Pakistan.- UNICEF warns that more than 10 million people remain without safe water after floods

A group of women collect water from a hand pump in Rajanpur, Pakistan. – UNICEF/UN0804292/

More than 10 million people living in areas affected by catastrophic flooding in Pakistan six months ago remain without safe drinking water, leaving them with no alternative but to consume water that may be contaminated, the United Nations Children’s Fund (UNICEF) warned Tuesday.

The agency recalled that, before the floods, the drinking water supply system in Pakistan covered 92 percent of the population, although only 36 percent of the water was considered safe. The floods damaged most of the systems in the affected areas, leaving 5.4 million people, including 2.5 million children, dependent on contaminated water from ponds and wells.

»Safe drinking water is not a privilege, it is a basic human right,» said UNICEF Pakistan representative Abdullah Fadil. Yet every day, millions of children in Pakistan fight a losing battle against preventable waterborne diseases and the resulting malnutrition,» he lamented.

»We need the continued support of our donors to provide safe water, build toilets and deliver vital sanitation services to these children and families who need them most,» he said. UNICEF has explained that the lack of safe water and toilets, along with the continued proximity of vulnerable families to stagnant pools of water, are contributing to widespread outbreaks of waterborne diseases such as cholera, diarrhea, dengue fever and malaria.

In this vein, the agency has detailed that the number of people relieving themselves in the open has increased by more than fourteen percent in flood-affected regions, while the lack of adequate toilets is disproportionately affecting children, adolescent girls and women, who are at greater risk of embarrassment and violence when defecating in the open.

UNICEF has further emphasized that unsafe water and poor sanitation are the main underlying causes of malnutrition, before stressing that associated diseases, such as diarrhea, prevent children from getting the nutrients they need to stay healthy. In addition, malnourished children are more susceptible to waterborne diseases.

He noted that one third of all child deaths worldwide are attributable to malnutrition and half of all cases of malnutrition are linked to infections caused by lack of access to clean water, adequate sanitation and good hygiene. In the specific case of Pakistan, malnutrition is associated with half of all child deaths.

The agency said that in flood-affected areas, more than 1.5 million children are already severely malnourished, and the numbers will only increase in the absence of safe drinking water and adequate sanitation, calling on the government and international donors to allocate resources to restore access to safe drinking water and toilets and to invest in climate-resilient water supply facilities and the use of renewable technologies such as solar pumping systems.

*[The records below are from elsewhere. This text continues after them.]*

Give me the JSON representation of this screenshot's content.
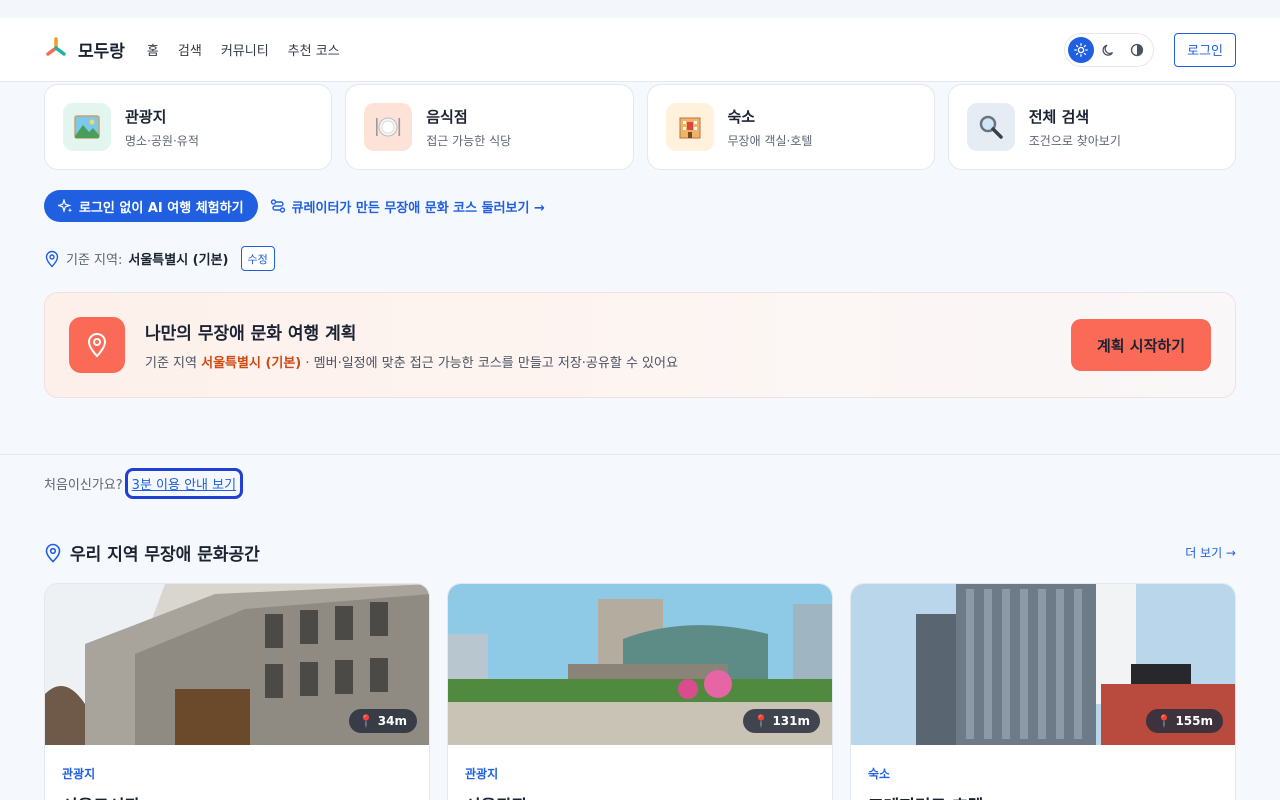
{
  "header": {
    "logo_text": "모두랑",
    "nav": [
      "홈",
      "검색",
      "커뮤니티",
      "추천 코스"
    ],
    "theme_options": [
      "sun-icon",
      "moon-icon",
      "contrast-icon"
    ],
    "login_label": "로그인"
  },
  "categories": [
    {
      "title": "관광지",
      "sub": "명소·공원·유적",
      "icon": "landscape-icon"
    },
    {
      "title": "음식점",
      "sub": "접근 가능한 식당",
      "icon": "plate-icon"
    },
    {
      "title": "숙소",
      "sub": "무장애 객실·호텔",
      "icon": "hotel-icon"
    },
    {
      "title": "전체 검색",
      "sub": "조건으로 찾아보기",
      "icon": "magnifier-icon"
    }
  ],
  "cta": {
    "ai_label": "로그인 없이 AI 여행 체험하기",
    "course_label": "큐레이터가 만든 무장애 문화 코스 둘러보기 →"
  },
  "region": {
    "label": "기준 지역:",
    "value": "서울특별시 (기본)",
    "edit_label": "수정"
  },
  "plan": {
    "title": "나만의 무장애 문화 여행 계획",
    "desc_prefix": "기준 지역",
    "desc_region": "서울특별시 (기본)",
    "desc_suffix": "· 멤버·일정에 맞춘 접근 가능한 코스를 만들고 저장·공유할 수 있어요",
    "button": "계획 시작하기"
  },
  "guide": {
    "text": "처음이신가요?",
    "link": "3분 이용 안내 보기"
  },
  "section": {
    "title": "우리 지역 무장애 문화공간",
    "more": "더 보기 →"
  },
  "places": [
    {
      "category": "관광지",
      "name": "서울도서관",
      "distance": "34m"
    },
    {
      "category": "관광지",
      "name": "서울광장",
      "distance": "131m"
    },
    {
      "category": "숙소",
      "name": "프레지던트 호텔",
      "distance": "155m"
    }
  ],
  "colors": {
    "primary": "#1f5fe0",
    "accent": "#fb6a57",
    "highlight": "#d04a12"
  }
}
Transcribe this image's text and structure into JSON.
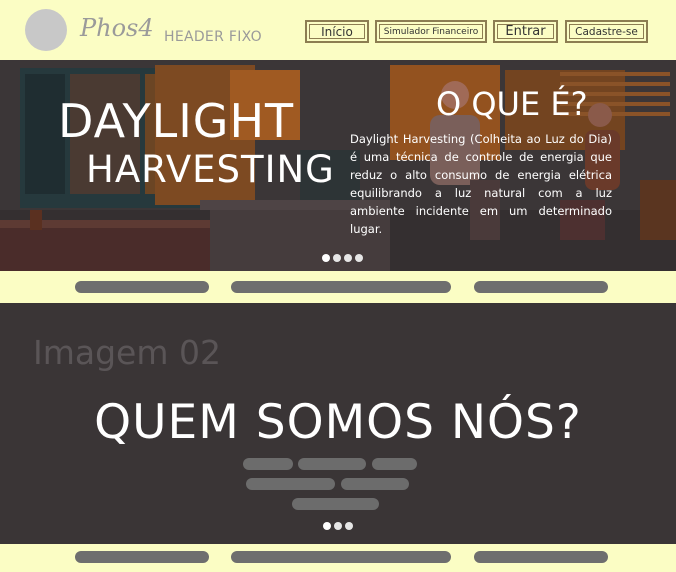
{
  "header": {
    "brand": "Phos4",
    "label": "HEADER FIXO",
    "nav": {
      "inicio": "Início",
      "simulador": "Simulador Financeiro",
      "entrar": "Entrar",
      "cadastre": "Cadastre-se"
    }
  },
  "hero": {
    "title_line1": "DAYLIGHT",
    "title_line2": "HARVESTING",
    "heading": "O QUE É?",
    "text": "Daylight Harvesting (Colheita ao Luz do Dia) é uma técnica de controle de energia que reduz o alto consumo de energia elétrica equilibrando a luz natural com a luz ambiente incidente em um determinado lugar.",
    "slide_count": 4
  },
  "section2": {
    "image_label": "Imagem 02",
    "title": "QUEM SOMOS NÓS?",
    "slide_count": 3
  },
  "colors": {
    "background": "#fbfdc4",
    "dark": "#3a3536",
    "accent_border": "#8c7d52"
  }
}
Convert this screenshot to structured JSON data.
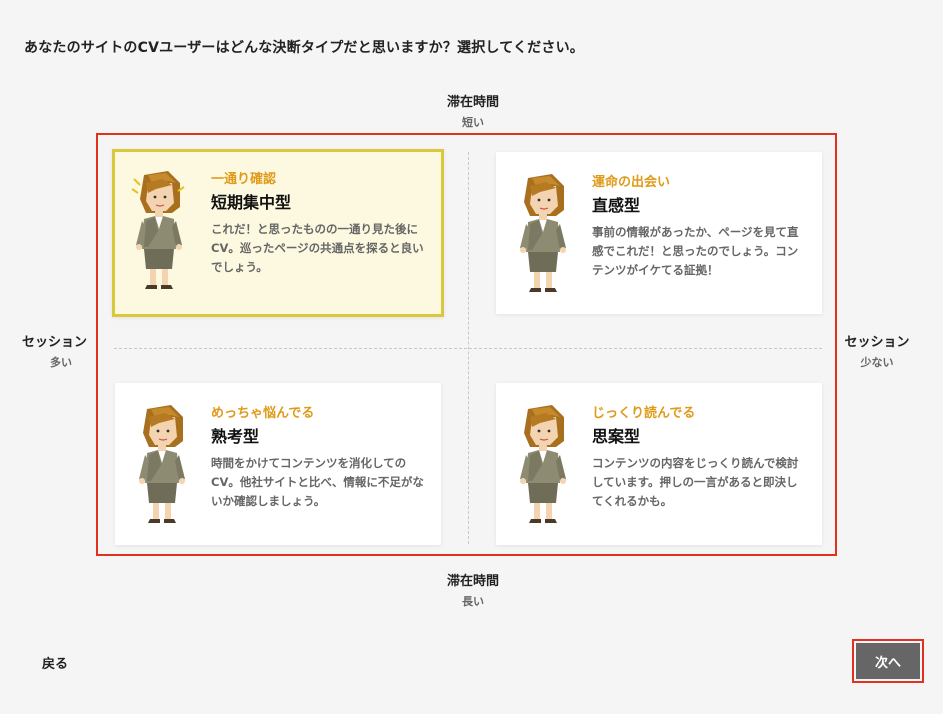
{
  "question": "あなたのサイトのCVユーザーはどんな決断タイプだと思いますか？選択してください。",
  "axes": {
    "top": {
      "title": "滞在時間",
      "sub": "短い"
    },
    "bottom": {
      "title": "滞在時間",
      "sub": "長い"
    },
    "left": {
      "title": "セッション",
      "sub": "多い"
    },
    "right": {
      "title": "セッション",
      "sub": "少ない"
    }
  },
  "cards": [
    {
      "tag": "一通り確認",
      "type": "短期集中型",
      "desc": "これだ！と思ったものの一通り見た後にCV。巡ったページの共通点を探ると良いでしょう。",
      "selected": true,
      "figure_icon": "businesswoman-thinking-icon"
    },
    {
      "tag": "運命の出会い",
      "type": "直感型",
      "desc": "事前の情報があったか、ページを見て直感でこれだ！と思ったのでしょう。コンテンツがイケてる証拠！",
      "selected": false,
      "figure_icon": "businesswoman-presenting-icon"
    },
    {
      "tag": "めっちゃ悩んでる",
      "type": "熟考型",
      "desc": "時間をかけてコンテンツを消化してのCV。他社サイトと比べ、情報に不足がないか確認しましょう。",
      "selected": false,
      "figure_icon": "businesswoman-arms-crossed-icon"
    },
    {
      "tag": "じっくり読んでる",
      "type": "思案型",
      "desc": "コンテンツの内容をじっくり読んで検討しています。押しの一言があると即決してくれるかも。",
      "selected": false,
      "figure_icon": "businesswoman-pondering-icon"
    }
  ],
  "footer": {
    "back_label": "戻る",
    "next_label": "次へ"
  },
  "colors": {
    "accent": "#e09a1a",
    "selected_bg": "#fcf9e0",
    "selected_border": "#d9c83c",
    "highlight_frame": "#e0321e",
    "next_button": "#666666"
  }
}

»It is imperative that the voices and needs of children in Pakistan are prioritized at all costs and that children are at the center of all post-flood recovery and resilience plans,» Fadil has stressed. UNICEF’s appeal for $173.5 million (about 162 million euros) to provide life-saving support to flood-affected women and children has so far received less than half of the funds needed.